A 15-year-old girl continues to recover from frostbite she suffered while skiing Friday night in Potter County.
Channel 11’s Alan Jennings talked to Joanna White, who said she started skiing at Denton Hill State Park around 5 p.m. Friday and stayed out about four hours.
White, who learned to ski when she was 3 years old, said she didn’t feel anything wrong while she was out. However, about 30 minutes after she took her boots off, she began to feel extreme pain in her feet and she couldn’t move her toes.
“I was out for about four hours, and then I came back in and nothing seemed wrong. I took off my boots, and about a half hour later, I started having pain in my foot. I took my sock off and noticed (something wrong),” White said.
Doctors who are treating White in the outpatient unit of West Penn Hospital’s burn center said she has frostbite even though she was fully clothed, because the boots got wet and were saturated with perspiration. Officials said it was about minus 15 degrees on the slopes late Friday night.
“It was almost like when your feet come back from being cold, except they were really burning,” White said.
Dr. Ariel Aballay, of West Penn Hospital’s burn unit, cautions that frostbite can set in despite a ski suit and boots.
“In this case, what I would guess, is that area was wet with water and sweat; in addition to the cold, that made the injury progress to a deeper type of injury,” Aballay said.
Aballay suggests skiers do an hourly physical check of fingers and toes, and if pain is present, seek immediate medical help.
“Go in every hour or two and just touch your toes. Make sure they turn white and then come back (to regular skin color),” Aballay said.
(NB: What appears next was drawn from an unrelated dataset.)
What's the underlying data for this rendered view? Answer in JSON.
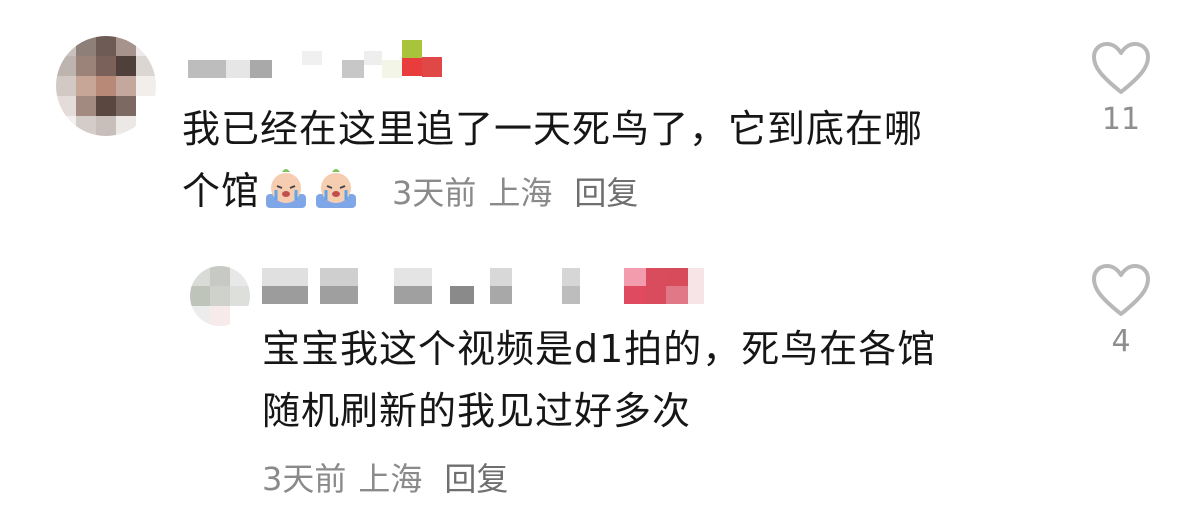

White was first told she could lose a few toes, but doctors said aggressive treatment was able to keep that from happening.